**Instructions to follow**.
Please give the data again in full, precisely as it is written.

**Information given**.
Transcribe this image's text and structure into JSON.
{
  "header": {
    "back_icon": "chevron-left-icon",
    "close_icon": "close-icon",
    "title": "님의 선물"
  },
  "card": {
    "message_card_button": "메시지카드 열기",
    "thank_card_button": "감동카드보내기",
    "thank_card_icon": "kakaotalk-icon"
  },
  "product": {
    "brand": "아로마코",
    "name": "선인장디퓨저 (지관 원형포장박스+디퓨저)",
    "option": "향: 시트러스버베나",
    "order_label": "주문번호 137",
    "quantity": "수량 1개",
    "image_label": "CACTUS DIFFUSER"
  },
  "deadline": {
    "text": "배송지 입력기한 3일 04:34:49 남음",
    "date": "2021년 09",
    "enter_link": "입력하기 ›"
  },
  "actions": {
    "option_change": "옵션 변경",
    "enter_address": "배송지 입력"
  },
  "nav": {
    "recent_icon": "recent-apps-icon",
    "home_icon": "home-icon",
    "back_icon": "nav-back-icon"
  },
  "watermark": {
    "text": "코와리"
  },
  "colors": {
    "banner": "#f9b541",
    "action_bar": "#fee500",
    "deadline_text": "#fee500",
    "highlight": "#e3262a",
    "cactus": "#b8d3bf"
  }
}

**Result of the exercise**.
Transcribe this image's text and structure into JSON.
{
  "header": {
    "back_icon": "chevron-left-icon",
    "close_icon": "close-icon",
    "title": "님의 선물"
  },
  "card": {
    "message_card_button": "메시지카드 열기",
    "thank_card_button": "감동카드보내기",
    "thank_card_icon": "kakaotalk-icon"
  },
  "product": {
    "brand": "아로마코",
    "name": "선인장디퓨저 (지관 원형포장박스+디퓨저)",
    "option": "향: 시트러스버베나",
    "order_label": "주문번호 137",
    "quantity": "수량 1개",
    "image_label": "CACTUS DIFFUSER"
  },
  "deadline": {
    "text": "배송지 입력기한 3일 04:34:49 남음",
    "date": "2021년 09",
    "enter_link": "입력하기 ›"
  },
  "actions": {
    "option_change": "옵션 변경",
    "enter_address": "배송지 입력"
  },
  "nav": {
    "recent_icon": "recent-apps-icon",
    "home_icon": "home-icon",
    "back_icon": "nav-back-icon"
  },
  "watermark": {
    "text": "코와리"
  },
  "colors": {
    "banner": "#f9b541",
    "action_bar": "#fee500",
    "deadline_text": "#fee500",
    "highlight": "#e3262a",
    "cactus": "#b8d3bf"
  }
}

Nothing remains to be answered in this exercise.